  • There is no reason to panic if you think there are bats living in your house because the probability of one of them having rabies is very low. Like most mammals, bats can contract the rabies virus, but only 1% of them are infected. However, to be careful, you should avoid contact with bats in order to prevent becoming infected with rabies, which is lethal to all mammals, including humans. It is important to realize that bats found on the ground have a greater chance of having rabies. Therefore, it is important to never touch a bat bare-handed, even if it is dead click for more info.
  • If a colony of bats has settled in your attic, it is important to caulk all holes and cracks between the attic and the lived-in areas of your house.
  • If a bat enters the living-space of your house, never touch it bare-handed. Close the door to the room and open the windows and screens. It should leave by itself. If this does not work, follow the following guidelines. Next, find the hole where it likely entered the house and caulk it.
  • Do not go into areas inhabited by bats while they are there. In order to see them, wait for them outside and watch for them to leave after the sun has set. To confirm that you have a maternity colony, follow this protocol. If you perform a count of the number of bats in the colony, you can submit the data to us here
  • Make sure that your pets are vaccinated against rabies. This is a basic but very important rule, especially if there are bats are living in your home. Rabid bats are often found on the ground, which makes it more likely that your pets will come into contact with them. Pets also require booster vaccines for rabies. Consult your veterinarian for further information.

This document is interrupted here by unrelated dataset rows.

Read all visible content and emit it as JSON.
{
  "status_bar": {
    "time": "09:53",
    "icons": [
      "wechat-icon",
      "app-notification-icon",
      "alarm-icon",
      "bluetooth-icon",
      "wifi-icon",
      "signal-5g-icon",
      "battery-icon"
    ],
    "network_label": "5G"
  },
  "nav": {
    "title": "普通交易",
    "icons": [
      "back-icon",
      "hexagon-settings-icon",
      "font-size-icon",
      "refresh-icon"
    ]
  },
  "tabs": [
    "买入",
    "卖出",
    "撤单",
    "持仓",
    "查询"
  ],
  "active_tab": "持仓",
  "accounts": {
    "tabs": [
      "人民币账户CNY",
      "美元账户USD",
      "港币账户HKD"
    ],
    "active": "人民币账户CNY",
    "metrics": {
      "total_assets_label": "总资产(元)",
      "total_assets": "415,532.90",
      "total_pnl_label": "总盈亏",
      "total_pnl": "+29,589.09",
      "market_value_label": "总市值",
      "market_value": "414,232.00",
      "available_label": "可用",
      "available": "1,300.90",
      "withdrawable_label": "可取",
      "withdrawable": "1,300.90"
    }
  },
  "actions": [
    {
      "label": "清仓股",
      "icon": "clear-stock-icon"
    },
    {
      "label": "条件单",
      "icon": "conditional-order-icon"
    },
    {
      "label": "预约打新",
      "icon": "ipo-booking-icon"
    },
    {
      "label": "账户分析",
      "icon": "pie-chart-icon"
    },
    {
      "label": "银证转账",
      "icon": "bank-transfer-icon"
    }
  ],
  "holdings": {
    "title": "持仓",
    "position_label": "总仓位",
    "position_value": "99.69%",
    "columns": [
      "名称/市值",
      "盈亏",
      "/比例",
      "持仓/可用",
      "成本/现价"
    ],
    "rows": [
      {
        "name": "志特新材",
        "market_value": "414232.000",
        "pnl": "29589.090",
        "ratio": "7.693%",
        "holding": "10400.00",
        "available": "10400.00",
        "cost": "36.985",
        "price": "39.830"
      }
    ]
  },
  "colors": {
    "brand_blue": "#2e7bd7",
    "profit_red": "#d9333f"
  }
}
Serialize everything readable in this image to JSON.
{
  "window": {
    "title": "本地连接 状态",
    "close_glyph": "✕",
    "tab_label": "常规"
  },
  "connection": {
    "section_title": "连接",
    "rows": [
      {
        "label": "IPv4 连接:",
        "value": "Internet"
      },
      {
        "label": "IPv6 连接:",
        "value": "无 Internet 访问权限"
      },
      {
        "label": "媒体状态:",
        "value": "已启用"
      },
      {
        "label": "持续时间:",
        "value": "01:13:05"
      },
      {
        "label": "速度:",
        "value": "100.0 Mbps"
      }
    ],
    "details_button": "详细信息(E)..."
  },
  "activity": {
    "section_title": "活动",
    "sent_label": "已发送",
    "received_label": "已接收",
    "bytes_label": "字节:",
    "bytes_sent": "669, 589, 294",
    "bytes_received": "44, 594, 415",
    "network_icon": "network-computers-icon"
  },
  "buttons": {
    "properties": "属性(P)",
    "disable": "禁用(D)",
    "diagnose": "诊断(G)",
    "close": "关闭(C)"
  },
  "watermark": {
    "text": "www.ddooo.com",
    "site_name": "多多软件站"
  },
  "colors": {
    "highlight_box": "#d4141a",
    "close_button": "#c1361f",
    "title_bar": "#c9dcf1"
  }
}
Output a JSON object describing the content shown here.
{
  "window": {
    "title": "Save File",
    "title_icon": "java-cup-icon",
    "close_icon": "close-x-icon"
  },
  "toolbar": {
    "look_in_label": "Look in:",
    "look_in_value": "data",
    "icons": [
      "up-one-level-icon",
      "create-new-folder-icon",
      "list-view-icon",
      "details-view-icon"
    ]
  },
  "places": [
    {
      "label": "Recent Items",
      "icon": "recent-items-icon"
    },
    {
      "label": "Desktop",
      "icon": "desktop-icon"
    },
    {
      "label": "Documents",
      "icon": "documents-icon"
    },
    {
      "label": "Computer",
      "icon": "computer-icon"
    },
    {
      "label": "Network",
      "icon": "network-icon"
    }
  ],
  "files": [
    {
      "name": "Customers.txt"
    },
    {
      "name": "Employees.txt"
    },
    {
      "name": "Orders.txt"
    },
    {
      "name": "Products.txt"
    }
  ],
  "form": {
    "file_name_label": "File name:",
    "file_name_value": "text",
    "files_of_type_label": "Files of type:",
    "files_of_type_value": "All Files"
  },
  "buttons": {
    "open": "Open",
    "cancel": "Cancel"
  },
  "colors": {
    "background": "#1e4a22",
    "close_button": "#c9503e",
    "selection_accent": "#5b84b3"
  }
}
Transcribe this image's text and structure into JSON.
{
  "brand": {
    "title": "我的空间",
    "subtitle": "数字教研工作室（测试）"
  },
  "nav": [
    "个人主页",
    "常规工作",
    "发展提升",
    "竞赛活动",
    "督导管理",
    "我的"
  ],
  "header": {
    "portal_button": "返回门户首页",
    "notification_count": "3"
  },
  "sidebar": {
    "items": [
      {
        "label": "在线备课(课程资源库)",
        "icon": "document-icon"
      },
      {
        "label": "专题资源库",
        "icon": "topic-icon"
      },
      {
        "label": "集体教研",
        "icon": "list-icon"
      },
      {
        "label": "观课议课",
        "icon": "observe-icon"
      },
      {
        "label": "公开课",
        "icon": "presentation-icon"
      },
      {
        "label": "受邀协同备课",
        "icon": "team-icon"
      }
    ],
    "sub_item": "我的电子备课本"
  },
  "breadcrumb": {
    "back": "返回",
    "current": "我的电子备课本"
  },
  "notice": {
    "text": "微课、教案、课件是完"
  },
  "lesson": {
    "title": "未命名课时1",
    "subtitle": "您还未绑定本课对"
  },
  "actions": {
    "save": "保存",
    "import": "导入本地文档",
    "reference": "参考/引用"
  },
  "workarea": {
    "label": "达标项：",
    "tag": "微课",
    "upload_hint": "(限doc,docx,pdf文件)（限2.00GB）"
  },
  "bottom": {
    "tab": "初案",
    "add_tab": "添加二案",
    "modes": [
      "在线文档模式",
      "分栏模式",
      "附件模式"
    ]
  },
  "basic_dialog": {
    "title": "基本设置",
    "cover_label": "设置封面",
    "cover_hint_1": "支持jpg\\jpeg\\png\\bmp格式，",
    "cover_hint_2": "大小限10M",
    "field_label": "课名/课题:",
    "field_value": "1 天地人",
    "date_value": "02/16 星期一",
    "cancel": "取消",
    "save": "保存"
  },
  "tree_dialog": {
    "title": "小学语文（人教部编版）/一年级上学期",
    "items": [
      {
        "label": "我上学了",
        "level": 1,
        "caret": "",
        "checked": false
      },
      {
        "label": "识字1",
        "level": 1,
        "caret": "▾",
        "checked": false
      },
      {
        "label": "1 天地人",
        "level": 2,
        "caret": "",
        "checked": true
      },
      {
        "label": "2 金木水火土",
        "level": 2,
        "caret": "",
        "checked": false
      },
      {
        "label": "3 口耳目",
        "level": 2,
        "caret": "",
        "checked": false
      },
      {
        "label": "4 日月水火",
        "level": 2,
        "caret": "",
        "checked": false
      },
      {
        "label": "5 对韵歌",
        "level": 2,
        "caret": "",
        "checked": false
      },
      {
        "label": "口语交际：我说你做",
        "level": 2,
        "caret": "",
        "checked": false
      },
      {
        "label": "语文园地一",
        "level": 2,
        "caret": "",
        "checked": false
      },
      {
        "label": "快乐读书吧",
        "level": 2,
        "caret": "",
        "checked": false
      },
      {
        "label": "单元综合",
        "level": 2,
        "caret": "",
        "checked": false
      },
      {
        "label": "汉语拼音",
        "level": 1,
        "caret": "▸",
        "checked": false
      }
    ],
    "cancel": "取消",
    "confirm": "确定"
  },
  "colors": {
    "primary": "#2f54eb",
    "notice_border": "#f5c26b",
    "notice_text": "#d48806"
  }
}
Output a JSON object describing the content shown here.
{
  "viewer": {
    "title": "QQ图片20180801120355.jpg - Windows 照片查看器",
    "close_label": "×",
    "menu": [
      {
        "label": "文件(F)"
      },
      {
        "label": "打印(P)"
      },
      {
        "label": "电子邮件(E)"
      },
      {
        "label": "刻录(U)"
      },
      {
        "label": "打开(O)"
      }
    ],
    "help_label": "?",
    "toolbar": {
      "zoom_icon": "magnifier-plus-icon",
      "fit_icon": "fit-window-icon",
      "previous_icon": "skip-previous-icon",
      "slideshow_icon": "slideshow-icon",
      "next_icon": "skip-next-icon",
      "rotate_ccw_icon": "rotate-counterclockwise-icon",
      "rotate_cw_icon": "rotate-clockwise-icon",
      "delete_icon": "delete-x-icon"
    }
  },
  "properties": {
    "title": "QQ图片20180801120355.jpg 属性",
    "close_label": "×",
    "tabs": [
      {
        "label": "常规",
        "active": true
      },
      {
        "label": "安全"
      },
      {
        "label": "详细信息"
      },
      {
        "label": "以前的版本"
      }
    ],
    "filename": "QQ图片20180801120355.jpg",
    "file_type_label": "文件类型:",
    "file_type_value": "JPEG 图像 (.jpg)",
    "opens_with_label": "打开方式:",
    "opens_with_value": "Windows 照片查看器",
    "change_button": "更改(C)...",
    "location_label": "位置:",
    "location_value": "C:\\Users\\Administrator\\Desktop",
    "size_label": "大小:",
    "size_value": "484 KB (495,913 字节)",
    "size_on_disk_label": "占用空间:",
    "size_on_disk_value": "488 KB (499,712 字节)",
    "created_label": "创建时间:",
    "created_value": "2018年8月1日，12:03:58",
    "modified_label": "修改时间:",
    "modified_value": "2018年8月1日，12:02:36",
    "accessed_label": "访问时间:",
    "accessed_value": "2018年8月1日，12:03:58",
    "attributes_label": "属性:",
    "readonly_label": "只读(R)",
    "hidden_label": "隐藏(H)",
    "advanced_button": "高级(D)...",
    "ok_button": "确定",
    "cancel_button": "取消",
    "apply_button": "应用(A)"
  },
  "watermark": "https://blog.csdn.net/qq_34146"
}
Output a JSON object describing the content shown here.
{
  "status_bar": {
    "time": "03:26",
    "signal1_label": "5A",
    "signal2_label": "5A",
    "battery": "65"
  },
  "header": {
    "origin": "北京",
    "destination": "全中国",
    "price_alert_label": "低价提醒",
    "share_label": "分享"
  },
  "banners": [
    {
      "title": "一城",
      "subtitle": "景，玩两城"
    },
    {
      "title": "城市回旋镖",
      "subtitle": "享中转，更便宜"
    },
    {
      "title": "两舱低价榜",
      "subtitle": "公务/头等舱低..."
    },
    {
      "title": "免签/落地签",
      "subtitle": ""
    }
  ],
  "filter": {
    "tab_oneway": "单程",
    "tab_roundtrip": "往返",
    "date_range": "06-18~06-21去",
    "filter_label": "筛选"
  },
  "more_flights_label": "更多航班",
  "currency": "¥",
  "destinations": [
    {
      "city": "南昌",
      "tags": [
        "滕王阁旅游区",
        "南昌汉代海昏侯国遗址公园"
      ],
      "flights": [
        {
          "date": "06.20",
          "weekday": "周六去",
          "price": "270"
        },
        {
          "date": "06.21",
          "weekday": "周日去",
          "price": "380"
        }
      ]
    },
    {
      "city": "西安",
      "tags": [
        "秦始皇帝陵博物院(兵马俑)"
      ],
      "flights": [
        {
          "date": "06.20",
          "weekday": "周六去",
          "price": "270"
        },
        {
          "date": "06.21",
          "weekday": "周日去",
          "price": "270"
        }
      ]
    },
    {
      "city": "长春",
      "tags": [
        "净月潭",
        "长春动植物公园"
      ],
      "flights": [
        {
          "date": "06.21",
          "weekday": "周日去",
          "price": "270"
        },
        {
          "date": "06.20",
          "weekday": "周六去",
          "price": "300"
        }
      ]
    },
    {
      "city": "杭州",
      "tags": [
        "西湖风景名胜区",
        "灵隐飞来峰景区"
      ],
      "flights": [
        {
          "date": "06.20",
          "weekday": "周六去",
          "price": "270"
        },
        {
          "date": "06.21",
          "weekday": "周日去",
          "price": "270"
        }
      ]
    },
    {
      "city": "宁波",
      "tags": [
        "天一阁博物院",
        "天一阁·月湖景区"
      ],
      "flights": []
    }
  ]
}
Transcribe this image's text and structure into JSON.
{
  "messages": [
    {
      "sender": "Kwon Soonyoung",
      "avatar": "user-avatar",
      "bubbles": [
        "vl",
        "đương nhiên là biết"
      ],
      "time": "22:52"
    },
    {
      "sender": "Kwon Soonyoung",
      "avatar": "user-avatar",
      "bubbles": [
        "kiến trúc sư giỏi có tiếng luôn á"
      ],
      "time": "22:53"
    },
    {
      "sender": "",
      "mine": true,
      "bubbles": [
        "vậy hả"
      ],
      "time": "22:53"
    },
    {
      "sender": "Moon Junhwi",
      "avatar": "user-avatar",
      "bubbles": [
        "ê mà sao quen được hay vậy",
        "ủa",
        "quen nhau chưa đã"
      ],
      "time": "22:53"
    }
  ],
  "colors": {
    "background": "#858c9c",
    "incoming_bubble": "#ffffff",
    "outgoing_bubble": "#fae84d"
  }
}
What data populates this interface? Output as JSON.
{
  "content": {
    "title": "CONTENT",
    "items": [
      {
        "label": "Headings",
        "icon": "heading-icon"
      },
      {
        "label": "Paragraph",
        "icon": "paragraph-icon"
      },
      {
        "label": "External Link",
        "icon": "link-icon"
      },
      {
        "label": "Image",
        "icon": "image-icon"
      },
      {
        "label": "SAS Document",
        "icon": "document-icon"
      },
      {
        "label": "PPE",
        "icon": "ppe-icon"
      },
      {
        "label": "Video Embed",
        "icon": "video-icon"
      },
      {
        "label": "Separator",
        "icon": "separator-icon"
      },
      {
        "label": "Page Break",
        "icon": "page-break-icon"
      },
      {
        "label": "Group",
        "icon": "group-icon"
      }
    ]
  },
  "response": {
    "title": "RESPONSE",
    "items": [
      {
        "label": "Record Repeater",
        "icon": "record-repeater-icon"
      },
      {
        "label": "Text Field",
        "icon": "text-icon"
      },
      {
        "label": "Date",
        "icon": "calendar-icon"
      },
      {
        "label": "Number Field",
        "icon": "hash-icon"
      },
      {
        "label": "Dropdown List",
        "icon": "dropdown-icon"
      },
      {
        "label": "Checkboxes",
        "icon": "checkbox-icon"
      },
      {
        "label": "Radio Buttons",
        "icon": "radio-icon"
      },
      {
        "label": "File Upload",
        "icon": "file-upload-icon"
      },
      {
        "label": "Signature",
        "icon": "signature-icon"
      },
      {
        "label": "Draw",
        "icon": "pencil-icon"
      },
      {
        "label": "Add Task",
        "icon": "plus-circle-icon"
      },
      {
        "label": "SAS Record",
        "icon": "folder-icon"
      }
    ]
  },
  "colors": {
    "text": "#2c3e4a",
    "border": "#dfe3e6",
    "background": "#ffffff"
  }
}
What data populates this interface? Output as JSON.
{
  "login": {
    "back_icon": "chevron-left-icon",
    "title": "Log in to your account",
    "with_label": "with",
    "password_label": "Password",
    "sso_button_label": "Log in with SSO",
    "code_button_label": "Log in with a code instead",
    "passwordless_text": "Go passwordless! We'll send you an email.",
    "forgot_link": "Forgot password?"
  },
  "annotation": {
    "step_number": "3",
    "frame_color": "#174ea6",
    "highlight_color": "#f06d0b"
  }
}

  • Another way to live with bats on your property is to set up bat houses on your property. If bat houses are installed near the building where the bats lived, the colony will often move to the bat house. For more details, see "Setting up a bat house"



TOP